Michael Bay’s been producing remakes all over town, using his Platinum Dunes company as a front. So naturally he’d be the logical choice to spearhead any attempt at remaking this classic. How would it pan out, you ask?
- Michael Bay calls up Matthew McConaughey, Josh Hartnett, Dane Cook and Ashton Kutcher and tells them they’re all up for the role but have to Thunderdome for it.
- He films the resulting carnage.
- He releases that as IT HAPPENED ONE NIGHT ONLY!, a la Hearts of Darkness.
- It makes a billion dollars.
- Yeah, so…I’d pay to see that, because otherwise we’d get My Best Friend’s Girl and fuuuuck THAT.
It swept the Oscars that year, winning Best Actor, Actress, Screenplay, Director and Picture. It was also one of the last romantic comedies to be made before the industry started enforcing the Hays Code. Neither Colbert nor Capra had any faith in the film and in ‘35, when Colbert was nominated, she didn’t attend the ceremony because she thought she wouldn’t win and instead planned to take a train ride.

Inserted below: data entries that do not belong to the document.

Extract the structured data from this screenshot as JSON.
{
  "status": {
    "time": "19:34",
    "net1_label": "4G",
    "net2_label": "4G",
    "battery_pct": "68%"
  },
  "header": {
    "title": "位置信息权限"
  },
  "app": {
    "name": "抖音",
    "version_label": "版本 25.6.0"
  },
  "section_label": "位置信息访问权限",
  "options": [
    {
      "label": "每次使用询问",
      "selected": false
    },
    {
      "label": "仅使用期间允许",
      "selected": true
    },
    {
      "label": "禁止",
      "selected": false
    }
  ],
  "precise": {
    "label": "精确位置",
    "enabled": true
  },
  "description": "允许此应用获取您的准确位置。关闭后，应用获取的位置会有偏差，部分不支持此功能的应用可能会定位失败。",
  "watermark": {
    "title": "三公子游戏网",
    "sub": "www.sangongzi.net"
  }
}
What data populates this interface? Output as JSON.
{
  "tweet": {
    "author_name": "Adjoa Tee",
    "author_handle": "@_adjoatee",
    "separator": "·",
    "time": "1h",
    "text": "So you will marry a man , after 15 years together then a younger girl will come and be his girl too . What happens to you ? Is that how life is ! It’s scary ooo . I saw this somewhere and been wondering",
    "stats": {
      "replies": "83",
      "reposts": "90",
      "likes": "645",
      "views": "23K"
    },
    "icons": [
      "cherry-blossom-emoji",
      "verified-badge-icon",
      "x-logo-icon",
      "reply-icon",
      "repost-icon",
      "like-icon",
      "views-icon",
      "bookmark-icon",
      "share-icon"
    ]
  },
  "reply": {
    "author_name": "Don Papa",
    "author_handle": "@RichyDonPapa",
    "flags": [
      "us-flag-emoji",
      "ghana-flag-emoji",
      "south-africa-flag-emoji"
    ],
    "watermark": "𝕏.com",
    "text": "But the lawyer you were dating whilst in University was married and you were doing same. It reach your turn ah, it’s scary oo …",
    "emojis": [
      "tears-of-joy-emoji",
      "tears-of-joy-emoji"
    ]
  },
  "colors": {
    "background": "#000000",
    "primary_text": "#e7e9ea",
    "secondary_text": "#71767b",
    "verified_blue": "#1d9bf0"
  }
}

When she DID win she had to be snatched off the train and dragged back to the ceremony to accept.